INPUT FOR THIS TASK:
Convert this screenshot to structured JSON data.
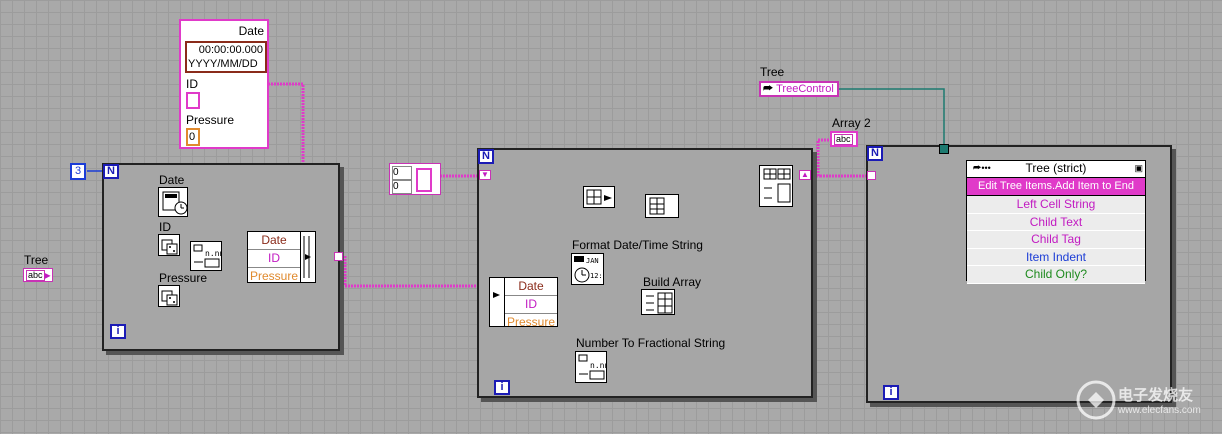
{
  "cluster": {
    "title": "Date",
    "time": "00:00:00.000",
    "date": "YYYY/MM/DD",
    "id_label": "ID",
    "pressure_label": "Pressure",
    "pressure_value": "0"
  },
  "loop1": {
    "count": "3",
    "n": "N",
    "i": "i",
    "date": "Date",
    "id": "ID",
    "pressure": "Pressure",
    "bundle": [
      "Date",
      "ID",
      "Pressure"
    ]
  },
  "tree_left": {
    "label": "Tree",
    "value": "abc"
  },
  "array_const": {
    "v1": "0",
    "v2": "0"
  },
  "loop2": {
    "n": "N",
    "i": "i",
    "unbundle": [
      "Date",
      "ID",
      "Pressure"
    ],
    "format_label": "Format Date/Time String",
    "build_label": "Build Array",
    "number_label": "Number To Fractional String"
  },
  "tree_ref": {
    "label": "Tree",
    "value": "TreeControl"
  },
  "array2": {
    "label": "Array 2",
    "value": "abc"
  },
  "loop3": {
    "n": "N",
    "i": "i"
  },
  "tree_node": {
    "title": "Tree (strict)",
    "method": "Edit Tree Items.Add Item to End",
    "items": [
      "Left Cell String",
      "Child Text",
      "Child Tag",
      "Item Indent",
      "Child Only?"
    ]
  },
  "watermark": {
    "cn": "电子发烧友",
    "url": "www.elecfans.com"
  },
  "colors": {
    "string_wire": "#e03ac9",
    "cluster_wire": "#b23b24",
    "blue_wire": "#1b3cd6",
    "ref_wire": "#1e7a70",
    "orange": "#e08a2e"
  }
}
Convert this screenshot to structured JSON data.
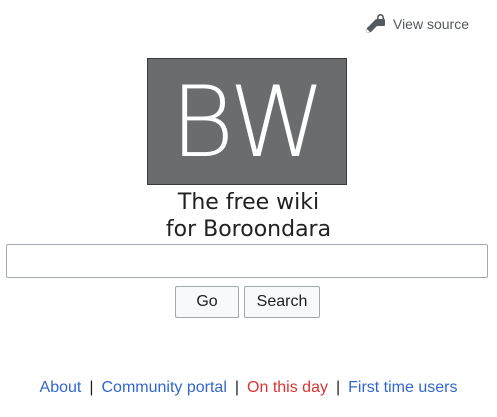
{
  "header": {
    "view_source_label": "View source",
    "view_source_icon": "lock-pencil-icon"
  },
  "logo": {
    "text": "BW",
    "background_color": "#6b6c6e"
  },
  "tagline": {
    "line1": "The free wiki",
    "line2": "for Boroondara"
  },
  "search": {
    "value": "",
    "go_label": "Go",
    "search_label": "Search"
  },
  "footer": {
    "separator": "|",
    "links": [
      {
        "label": "About",
        "color": "#3366cc"
      },
      {
        "label": "Community portal",
        "color": "#3366cc"
      },
      {
        "label": "On this day",
        "color": "#dd3333"
      },
      {
        "label": "First time users",
        "color": "#3366cc"
      }
    ]
  }
}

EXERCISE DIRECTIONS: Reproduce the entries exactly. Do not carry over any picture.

ANSWER BELOW:
Convert this screenshot to structured JSON data.
{
  "cluster": {
    "title": "Date",
    "time": "00:00:00.000",
    "date": "YYYY/MM/DD",
    "id_label": "ID",
    "pressure_label": "Pressure",
    "pressure_value": "0"
  },
  "loop1": {
    "count": "3",
    "n": "N",
    "i": "i",
    "date": "Date",
    "id": "ID",
    "pressure": "Pressure",
    "bundle": [
      "Date",
      "ID",
      "Pressure"
    ]
  },
  "tree_left": {
    "label": "Tree",
    "value": "abc"
  },
  "array_const": {
    "v1": "0",
    "v2": "0"
  },
  "loop2": {
    "n": "N",
    "i": "i",
    "unbundle": [
      "Date",
      "ID",
      "Pressure"
    ],
    "format_label": "Format Date/Time String",
    "build_label": "Build Array",
    "number_label": "Number To Fractional String"
  },
  "tree_ref": {
    "label": "Tree",
    "value": "TreeControl"
  },
  "array2": {
    "label": "Array 2",
    "value": "abc"
  },
  "loop3": {
    "n": "N",
    "i": "i"
  },
  "tree_node": {
    "title": "Tree (strict)",
    "method": "Edit Tree Items.Add Item to End",
    "items": [
      "Left Cell String",
      "Child Text",
      "Child Tag",
      "Item Indent",
      "Child Only?"
    ]
  },
  "watermark": {
    "cn": "电子发烧友",
    "url": "www.elecfans.com"
  },
  "colors": {
    "string_wire": "#e03ac9",
    "cluster_wire": "#b23b24",
    "blue_wire": "#1b3cd6",
    "ref_wire": "#1e7a70",
    "orange": "#e08a2e"
  }
}
Convert this screenshot to structured JSON data.
{
  "header": {
    "view_source_label": "View source",
    "view_source_icon": "lock-pencil-icon"
  },
  "logo": {
    "text": "BW",
    "background_color": "#6b6c6e"
  },
  "tagline": {
    "line1": "The free wiki",
    "line2": "for Boroondara"
  },
  "search": {
    "value": "",
    "go_label": "Go",
    "search_label": "Search"
  },
  "footer": {
    "separator": "|",
    "links": [
      {
        "label": "About",
        "color": "#3366cc"
      },
      {
        "label": "Community portal",
        "color": "#3366cc"
      },
      {
        "label": "On this day",
        "color": "#dd3333"
      },
      {
        "label": "First time users",
        "color": "#3366cc"
      }
    ]
  }
}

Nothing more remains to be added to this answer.